Apple's iPhone Sales Machine to Make a Comeback

SAN FRANCISCO — Apple is expected to ring in the new year with a holiday of iPhone 7 riches, breaking a nearly year-long funk.
After three straight quarters of declining iPhone shipments, which contributed to its first fiscal-year sales drop in more than a decade, Apple sales are expected to edge up 1.8% to $77.3 billion from $75.9 billion a year ago, according to S&P Global Market Intelligence. Some analysts, such as UBS' Steven Milunovich, forecast Apple sales near the high end of its own guidance of $76 billion to $78 billion. Earnings per share are expected to drop to $3.22 from $3.28.
Somewhere in Silicon Valley, Apple executives may be able to exhale.


The Cupertino, Calif.-based company reports results for its fiscal first quarter, its strongest seasonally, on Tuesday after the market closes. Sales of iPhone, Apple's top-selling product, as usual will be closely watched. Factset estimates Apple sold 78 million, up from 74.8 million in the same quarter a year ago.
A bang-up quarter would be a welcome respite against a backdrop of flagging iPhone and desktop sales last year. But it could be short-lived amid saturated smartphone and PC markets worldwide.

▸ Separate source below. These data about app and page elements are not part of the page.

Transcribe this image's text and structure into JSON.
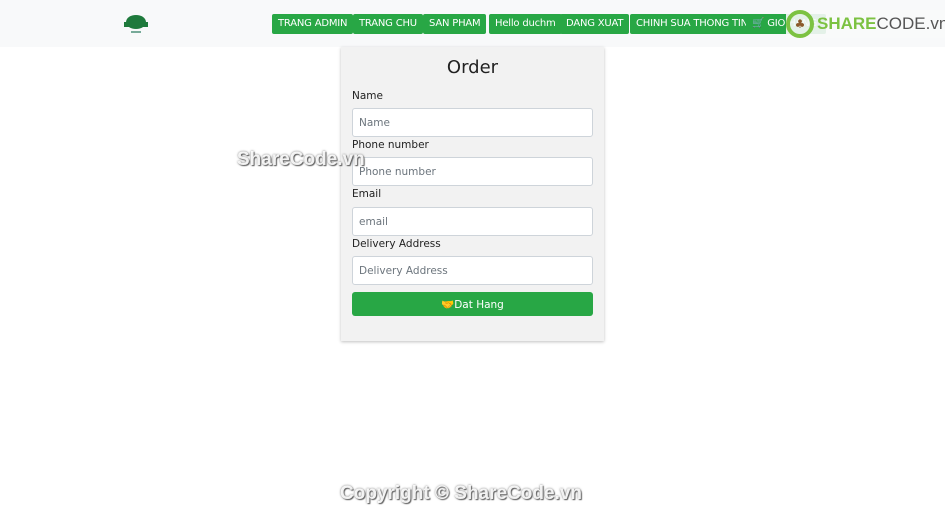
{
  "nav": {
    "items": [
      "TRANG ADMIN",
      "TRANG CHU",
      "SAN PHAM",
      "Hello duchm",
      "DANG XUAT",
      "CHINH SUA THONG TIN",
      "GIO HANG"
    ],
    "accent": "#28a745"
  },
  "form": {
    "title": "Order",
    "fields": [
      {
        "label": "Name",
        "placeholder": "Name"
      },
      {
        "label": "Phone number",
        "placeholder": "Phone number"
      },
      {
        "label": "Email",
        "placeholder": "email"
      },
      {
        "label": "Delivery Address",
        "placeholder": "Delivery Address"
      }
    ],
    "submit": "Dat Hang"
  },
  "watermark": {
    "center": "ShareCode.vn",
    "footer": "Copyright © ShareCode.vn",
    "logo_a": "SHARE",
    "logo_b": "CODE.vn"
  }
}
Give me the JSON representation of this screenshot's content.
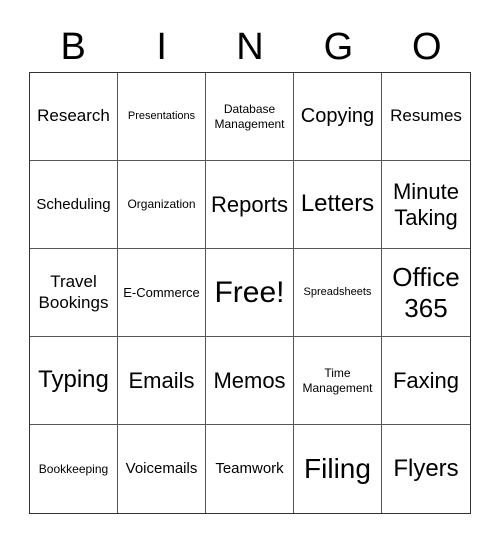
{
  "header": [
    "B",
    "I",
    "N",
    "G",
    "O"
  ],
  "cells": [
    {
      "text": "Research",
      "size": "s17"
    },
    {
      "text": "Presentations",
      "size": "s11"
    },
    {
      "text": "Database Management",
      "size": "s12"
    },
    {
      "text": "Copying",
      "size": "s20"
    },
    {
      "text": "Resumes",
      "size": "s17"
    },
    {
      "text": "Scheduling",
      "size": "s15"
    },
    {
      "text": "Organization",
      "size": "s12"
    },
    {
      "text": "Reports",
      "size": "s22"
    },
    {
      "text": "Letters",
      "size": "s24"
    },
    {
      "text": "Minute Taking",
      "size": "s22"
    },
    {
      "text": "Travel Bookings",
      "size": "s17"
    },
    {
      "text": "E-Commerce",
      "size": "s13"
    },
    {
      "text": "Free!",
      "size": "s30"
    },
    {
      "text": "Spreadsheets",
      "size": "s11"
    },
    {
      "text": "Office 365",
      "size": "s26"
    },
    {
      "text": "Typing",
      "size": "s24"
    },
    {
      "text": "Emails",
      "size": "s22"
    },
    {
      "text": "Memos",
      "size": "s22"
    },
    {
      "text": "Time Management",
      "size": "s12"
    },
    {
      "text": "Faxing",
      "size": "s22"
    },
    {
      "text": "Bookkeeping",
      "size": "s12"
    },
    {
      "text": "Voicemails",
      "size": "s15"
    },
    {
      "text": "Teamwork",
      "size": "s15"
    },
    {
      "text": "Filing",
      "size": "s28"
    },
    {
      "text": "Flyers",
      "size": "s24"
    }
  ]
}
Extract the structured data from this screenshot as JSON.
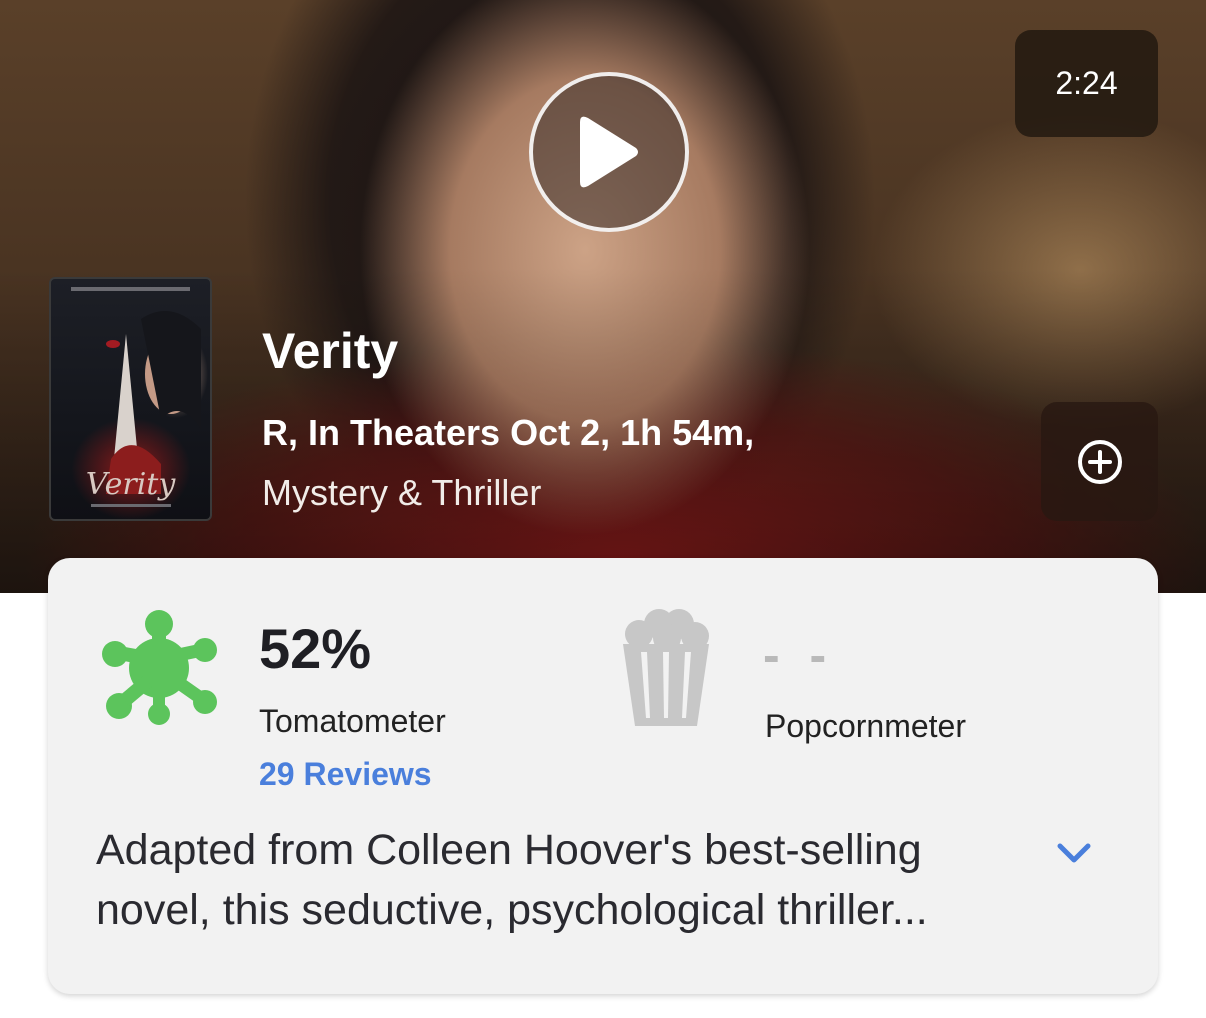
{
  "trailer": {
    "duration": "2:24",
    "play_icon": "play-icon"
  },
  "movie": {
    "poster_title": "Verity",
    "title": "Verity",
    "meta": "R, In Theaters Oct 2, 1h 54m,",
    "genre": "Mystery & Thriller",
    "add_icon": "plus-circle-icon"
  },
  "scores": {
    "tomatometer": {
      "value": "52%",
      "label": "Tomatometer",
      "reviews": "29 Reviews",
      "icon": "rotten-splat-icon",
      "color": "#5cc45c"
    },
    "popcornmeter": {
      "value": "- -",
      "label": "Popcornmeter",
      "icon": "popcorn-bucket-icon",
      "color": "#b9b9b9"
    },
    "link_color": "#4a7fdc"
  },
  "synopsis": {
    "line1": "Adapted from Colleen Hoover's best-selling",
    "line2": "novel, this seductive, psychological thriller...",
    "expand_icon": "chevron-down-icon"
  }
}
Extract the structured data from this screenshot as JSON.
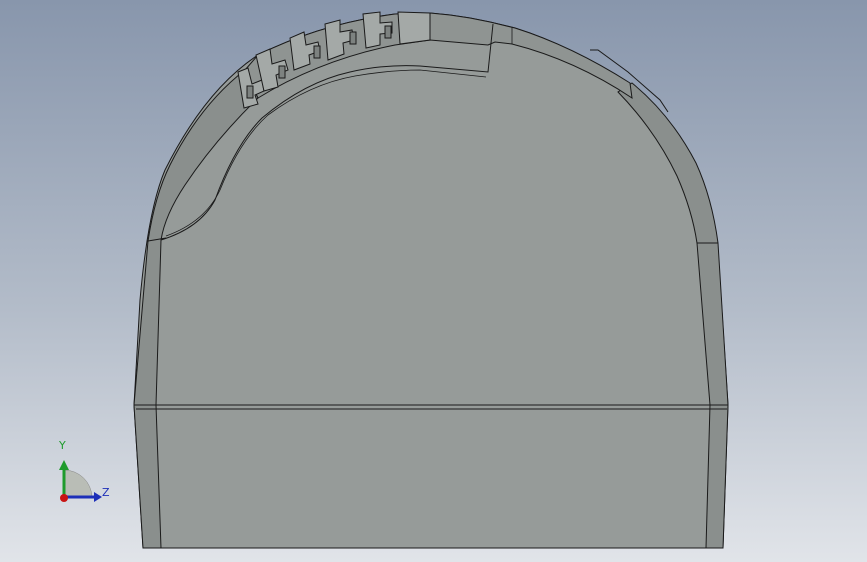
{
  "viewport": {
    "background_top": "#8896ac",
    "background_bottom": "#e1e4e9"
  },
  "model": {
    "face_color": "#969b99",
    "edge_color": "#1a1a1a",
    "shade_color": "#7d8280"
  },
  "triad": {
    "y_label": "Y",
    "z_label": "Z",
    "y_color": "#1e9b2c",
    "z_color": "#1d2fb8",
    "x_color": "#c81414",
    "shade": "#b9bdb6"
  }
}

Barclays analyst Mark Moskowitz doesn't expect   Apple shares to rise much this year because more consumers are "mixing down" for iPhone 6s in lieu of iPhone 7. He's also concerned about a potential trade war with China, and Apple's business prospects in India.
Shipments for Apple's iMacs and MacBooks last year plunged 9.8% from 2015, the largest drop among the top five PC makers and the first decline by Apple since 2012, according to market researcher IDC.


Apple shares have risen 9% since the election, contributing to the Dow Jones industrial average's rise over 20,000, and they're up 25% in the past year. That compares to a 12-month rise of 21% for the Nasdaq Composite.
Earlier this month, Apple CEO Tim Cook and other Apple executives took 2016 pay cuts after the company was tripped up by lower revenue because of weaker iPhone sales.
Apple has acknowledged the shortfall and focused revenue growth on its high-margin Apple Services business, App Store and Apple Music to shoulder the financial burden.
Apple Services revenue soared 24% to a record $6.3 billion in its last reported quarter. The App Store generated more than $20 billion in sales for developers last year, up 40% from 2015. Apple Music has topped 20 million paid members.


All encouraging stuff. But about those iPhones, the clear bread-winner of Apple's product portfolio?
Things could look up later this year, with the unveiling of the 10th-anniversary version of iPhone.